• _Page and application data records_
┌──
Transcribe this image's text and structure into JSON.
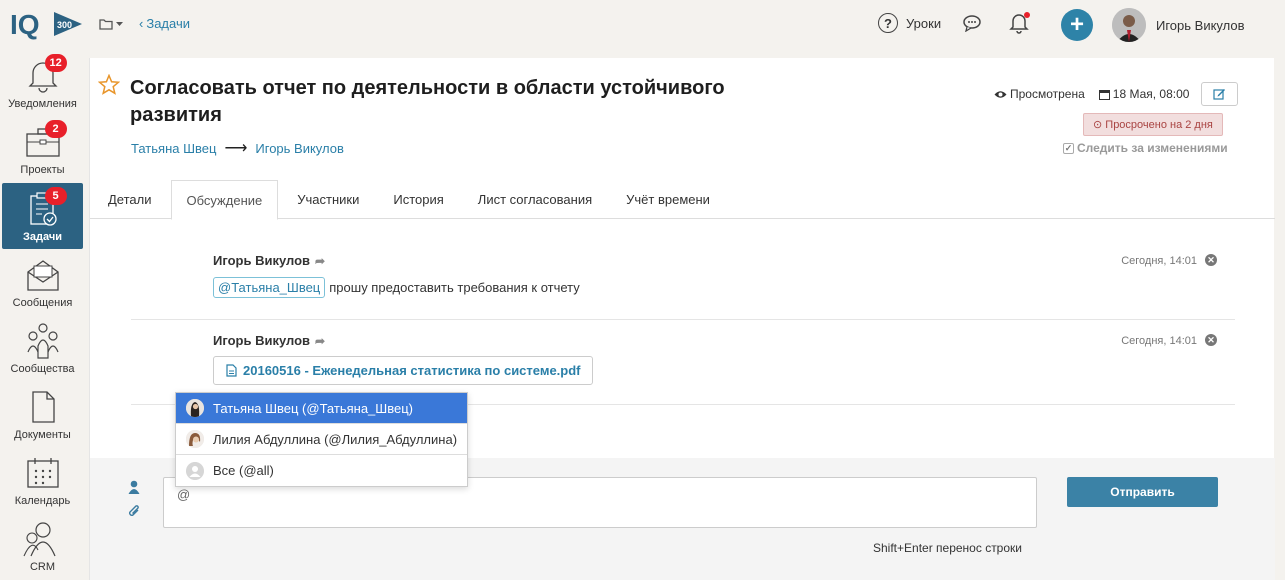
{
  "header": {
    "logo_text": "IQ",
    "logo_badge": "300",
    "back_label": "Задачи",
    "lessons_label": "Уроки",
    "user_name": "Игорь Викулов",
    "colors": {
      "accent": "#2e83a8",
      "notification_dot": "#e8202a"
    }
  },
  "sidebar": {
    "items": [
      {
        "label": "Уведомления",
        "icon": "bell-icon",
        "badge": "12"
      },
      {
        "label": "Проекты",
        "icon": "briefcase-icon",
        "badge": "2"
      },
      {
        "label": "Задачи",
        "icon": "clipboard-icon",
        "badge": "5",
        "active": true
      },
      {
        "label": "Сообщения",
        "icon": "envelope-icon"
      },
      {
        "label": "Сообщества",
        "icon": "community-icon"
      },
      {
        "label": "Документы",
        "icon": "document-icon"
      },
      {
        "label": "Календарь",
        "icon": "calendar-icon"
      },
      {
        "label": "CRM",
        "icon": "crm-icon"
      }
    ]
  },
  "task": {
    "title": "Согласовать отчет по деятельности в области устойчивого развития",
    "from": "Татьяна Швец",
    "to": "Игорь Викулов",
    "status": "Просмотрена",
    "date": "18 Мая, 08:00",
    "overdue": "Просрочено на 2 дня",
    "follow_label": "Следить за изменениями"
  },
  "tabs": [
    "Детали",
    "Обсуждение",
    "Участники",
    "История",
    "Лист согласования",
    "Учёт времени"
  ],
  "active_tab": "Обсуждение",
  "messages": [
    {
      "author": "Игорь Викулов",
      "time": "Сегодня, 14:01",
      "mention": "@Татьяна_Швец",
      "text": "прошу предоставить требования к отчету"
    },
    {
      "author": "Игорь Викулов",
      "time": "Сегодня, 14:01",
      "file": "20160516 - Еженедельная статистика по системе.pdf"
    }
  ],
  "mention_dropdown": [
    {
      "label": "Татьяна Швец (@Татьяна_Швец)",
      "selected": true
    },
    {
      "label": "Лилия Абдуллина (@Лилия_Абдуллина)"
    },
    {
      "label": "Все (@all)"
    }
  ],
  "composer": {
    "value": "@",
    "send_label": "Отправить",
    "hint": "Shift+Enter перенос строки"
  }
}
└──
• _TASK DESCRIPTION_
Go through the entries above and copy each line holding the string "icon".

• _FINISHED EXERCISE_
        "icon": "bell-icon",
        "icon": "briefcase-icon",
        "icon": "clipboard-icon",
        "icon": "envelope-icon"
        "icon": "community-icon"
        "icon": "document-icon"
        "icon": "calendar-icon"
        "icon": "crm-icon"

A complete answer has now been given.